I will simply state, without further ado, that the extension of economic growth itself requires the overturning of economic principles—the overturning of the ethics that grounds them. Changing from the perspectives of restrictive economy to those of general economy actually accomplishes a Copernican transformation: a reversal of thinking—and of ethics. If a part of wealth (subject to a rough estimate) is doomed to destruction or at least to unproductive use without any possible profit, it is logical, even inescapable, to surrender commodities without return. Henceforth, leaving aside pure and simple dissipation, analogous to the construction of the Pyramids, the possibility of pursuing growth is itself subordinated to giving: The industrial development of the entire world demands of Americans that they lucidly grasp the necessity, for an economy such as theirs, of having a margin of profitless operations. An immense industrial network cannot be managed in the same way that one changes a tire... It expresses a circuit of cosmic energy on which it depends, which it cannot limit, and whose laws it cannot ignore without consequences. Woe to those who, to the very end, insist on regulating the movement that exceeds them with the narrow mind of the mechanic who changes a tire.
From Putting Global Capitalism in Its Place: Economic Hybridity, Bataille, and Ritual Expenditure, by Mayfair Mei‐hui Yang: 
What [Bataille] proposed in his enigmatic and mesmerizing book The Accursed Share was that, in our modern capitalist productivism, we have lost sight of this fundamental law of physics and material existence: that the surplus energy and wealth left over after the basic conditions for subsistence, reproduction, and growth have been satisfied must be expended. If this energy is not destroyed, it will erupt of its own in an uncontrolled explosion such as war. Given the tremendous productive power of modern industrial society and the fact that its productivist ethos has cut off virtually all traditional avenues of ritual and festive expenditures, energy surpluses have been redirected to military expenditures for modern warfare on a scale unknown in traditional societies.
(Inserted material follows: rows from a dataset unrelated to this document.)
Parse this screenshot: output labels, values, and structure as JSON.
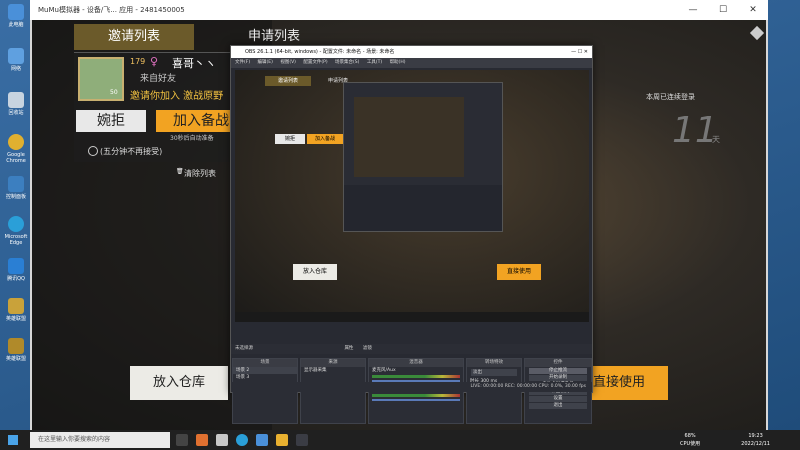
{
  "desktop": {
    "icons": [
      {
        "label": "此电脑",
        "color": "#4a90d9"
      },
      {
        "label": "网络",
        "color": "#5fa0e0"
      },
      {
        "label": "回收站",
        "color": "#c8d4e0"
      },
      {
        "label": "Google Chrome",
        "color": "#e0b030"
      },
      {
        "label": "控制面板",
        "color": "#3c7fc0"
      },
      {
        "label": "Microsoft Edge",
        "color": "#2a9fd8"
      },
      {
        "label": "腾讯QQ",
        "color": "#2a7fd4"
      },
      {
        "label": "英雄联盟",
        "color": "#c9a23a"
      },
      {
        "label": "英雄联盟",
        "color": "#b08a2a"
      }
    ]
  },
  "emulator": {
    "title": "MuMu模拟器 - 设备/飞... 应用 - 2481450005",
    "controls": [
      "—",
      "☐",
      "✕"
    ]
  },
  "game": {
    "tab_invite": "邀请列表",
    "tab_apply": "申请列表",
    "player_level": "179",
    "player_name": "喜哥丶ヽ",
    "from_friend": "来自好友",
    "level_badge": "50",
    "invite_text": "邀请你加入 激战原野",
    "refuse_btn": "婉拒",
    "join_btn": "加入备战",
    "countdown": "30秒后自动准备",
    "no_accept_label": "(五分钟不再接受)",
    "clear_list": "清除列表",
    "put_warehouse": "放入仓库",
    "use_direct": "直接使用",
    "streak_text": "本周已连续登录",
    "streak_number": "11",
    "streak_unit": "天"
  },
  "obs": {
    "title": "OBS 26.1.1 (64-bit, windows) - 配置文件: 未命名 - 场景: 未命名",
    "menu": [
      "文件(F)",
      "编辑(E)",
      "视图(V)",
      "配置文件(P)",
      "场景集合(S)",
      "工具(T)",
      "帮助(H)"
    ],
    "source_bar": "未选择源",
    "source_props": "属性",
    "source_filters": "滤镜",
    "panel_scenes": "场景",
    "scenes": [
      "场景 2",
      "场景 3"
    ],
    "panel_sources": "来源",
    "sources": [
      "显示器采集"
    ],
    "panel_mixer": "混音器",
    "mixer": [
      {
        "name": "麦克风/Aux",
        "db": "0.0 dB"
      },
      {
        "name": "桌面音频",
        "db": "0.0 dB"
      }
    ],
    "panel_transition": "转场特效",
    "transition_type": "淡出",
    "duration_label": "时长",
    "duration_value": "300 ms",
    "panel_controls": "控件",
    "controls": [
      "停止推流",
      "开始录制",
      "启动虚拟摄像机",
      "工作室模式",
      "设置",
      "退出"
    ],
    "status": "LIVE: 00:00:00   REC: 00:00:00   CPU: 0.0%, 30.00 fps"
  },
  "taskbar": {
    "search_placeholder": "在这里输入你要搜索的内容",
    "cpu": "68%",
    "cpu_label": "CPU使用",
    "time": "19:23",
    "date": "2022/12/11"
  }
}
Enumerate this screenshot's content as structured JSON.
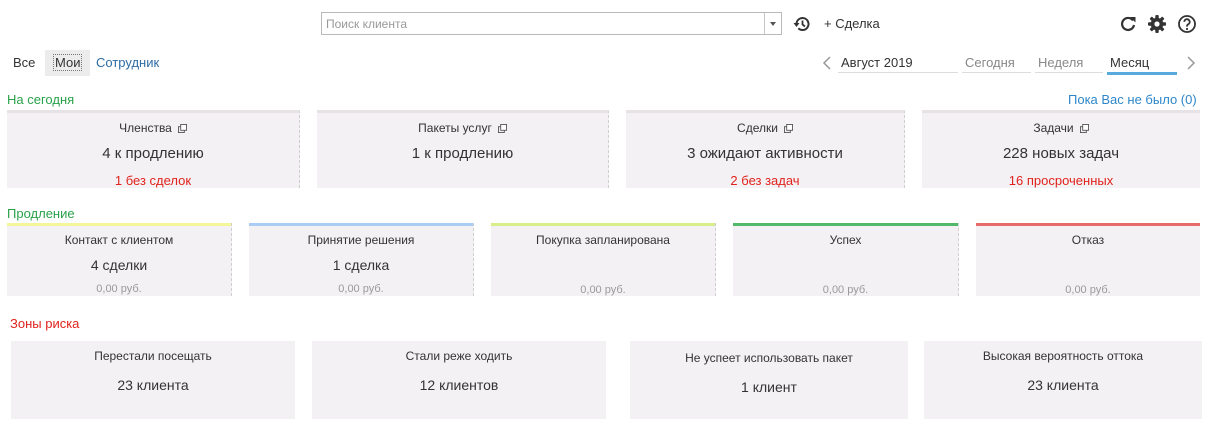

Bataille thought that the incessant growth machine that is the post-World War II U.S. economy could be deflected from a catastrophic expenditure on violent warfare only by potlatching the entire national economy. In giving away its excess wealth to poorer nations, as in the Marshall Plan to rebuild war-torn Europe, the United States could engage in a nonmilitary rivalry for prestige and influence with the Soviet Union, that other center of industrial modernity’s radical reduction of nonproductive expenditure.14 Thus, Bataille wished to resuscitate an important dimension of the economy, nonproductive expenditure, that has all but disappeared in both capitalist and state socialist modernity.

No comments:

Post a Comment

Add to Technorati Favorites